SARASOTA, Fla. -- A person familiar with the negotiations says pitcher Chris Tillman and the Baltimore Orioles have agreed to a $3 million, one-year contract.

The deal includes performance bonuses, the person told The Associated Press on condition of anonymity Monday because the deal had not yet been announced.

Tillman was 1-7 with a 7.84 ERA in 19 starts and five relief appearances last year. He would be the second starter added by the Orioles in the past week after right-hander Andrew Cashner.

Tillman likely would join right-handers Dylan Bundy, Kevin Gausman and Cashner in the rotation.

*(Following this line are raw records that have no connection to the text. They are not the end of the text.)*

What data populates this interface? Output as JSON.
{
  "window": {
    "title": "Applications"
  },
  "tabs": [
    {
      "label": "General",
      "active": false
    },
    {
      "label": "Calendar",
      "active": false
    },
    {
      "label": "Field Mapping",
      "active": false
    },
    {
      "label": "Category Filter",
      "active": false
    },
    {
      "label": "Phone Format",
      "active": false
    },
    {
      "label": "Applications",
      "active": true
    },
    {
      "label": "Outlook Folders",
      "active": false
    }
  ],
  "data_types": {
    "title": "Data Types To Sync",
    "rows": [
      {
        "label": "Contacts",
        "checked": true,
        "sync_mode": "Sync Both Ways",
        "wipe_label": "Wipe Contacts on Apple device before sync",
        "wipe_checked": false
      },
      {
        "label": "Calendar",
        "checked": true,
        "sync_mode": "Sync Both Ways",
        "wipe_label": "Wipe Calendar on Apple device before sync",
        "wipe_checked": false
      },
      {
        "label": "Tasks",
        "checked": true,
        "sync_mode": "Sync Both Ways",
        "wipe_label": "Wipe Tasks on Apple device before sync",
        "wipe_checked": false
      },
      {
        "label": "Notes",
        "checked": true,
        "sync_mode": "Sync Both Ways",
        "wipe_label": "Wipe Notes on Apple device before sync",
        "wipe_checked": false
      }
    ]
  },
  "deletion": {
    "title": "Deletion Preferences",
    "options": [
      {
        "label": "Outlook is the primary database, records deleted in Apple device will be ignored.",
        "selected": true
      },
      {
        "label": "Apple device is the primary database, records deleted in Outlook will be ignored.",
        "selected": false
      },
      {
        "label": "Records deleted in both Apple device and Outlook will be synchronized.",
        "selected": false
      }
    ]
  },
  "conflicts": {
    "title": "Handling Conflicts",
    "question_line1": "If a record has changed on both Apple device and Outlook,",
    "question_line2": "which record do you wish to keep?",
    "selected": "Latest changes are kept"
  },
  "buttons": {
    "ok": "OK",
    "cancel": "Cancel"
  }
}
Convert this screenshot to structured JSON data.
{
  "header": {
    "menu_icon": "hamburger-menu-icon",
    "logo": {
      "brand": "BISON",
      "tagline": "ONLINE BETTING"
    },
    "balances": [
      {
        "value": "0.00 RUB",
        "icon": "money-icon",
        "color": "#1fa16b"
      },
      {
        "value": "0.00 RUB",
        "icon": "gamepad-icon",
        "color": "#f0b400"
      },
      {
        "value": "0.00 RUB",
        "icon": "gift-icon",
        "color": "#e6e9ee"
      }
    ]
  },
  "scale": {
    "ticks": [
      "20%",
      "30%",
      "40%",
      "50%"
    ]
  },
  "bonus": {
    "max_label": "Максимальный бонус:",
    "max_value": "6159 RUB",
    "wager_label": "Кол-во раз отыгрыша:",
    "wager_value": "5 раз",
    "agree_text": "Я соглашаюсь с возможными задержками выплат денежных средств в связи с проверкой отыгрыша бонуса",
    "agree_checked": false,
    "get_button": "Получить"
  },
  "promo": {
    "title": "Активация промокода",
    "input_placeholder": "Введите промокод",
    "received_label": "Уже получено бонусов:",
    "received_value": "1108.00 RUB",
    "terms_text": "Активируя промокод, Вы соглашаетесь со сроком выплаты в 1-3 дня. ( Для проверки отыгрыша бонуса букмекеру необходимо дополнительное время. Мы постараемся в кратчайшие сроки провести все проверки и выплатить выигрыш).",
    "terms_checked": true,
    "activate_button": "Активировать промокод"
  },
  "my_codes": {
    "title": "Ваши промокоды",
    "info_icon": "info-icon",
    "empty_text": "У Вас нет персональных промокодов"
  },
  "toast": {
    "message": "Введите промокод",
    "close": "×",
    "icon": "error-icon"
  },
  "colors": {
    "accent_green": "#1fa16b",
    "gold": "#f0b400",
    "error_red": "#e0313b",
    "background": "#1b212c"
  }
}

The 29-year-old right-hander lives in Sarasota and had been working out at the Orioles' facility before spring training. Manager Buck Showalter watched Tillman throw and was impressed.

Tillman began last season on the disabled list with right shoulder stiffness.

"Better than he did last year at this time. I think he's got the chance to pitch well for somebody this year," Showalter said. "A lot of the challenges he had last year -- this time last year -- aren't there. Somebody's going to reap the benefits."

Tillman's is 73-55 with a 4.43 ERA in nine major league seasons, all with the Orioles. He won 16 games in both 2013 and 2016.

"He's a guy when he's healthy you can bank on him giving you 200 innings and keeping his ERA between a 3 and a 4," Gausman said. "That in the AL East is always going to be very valuable."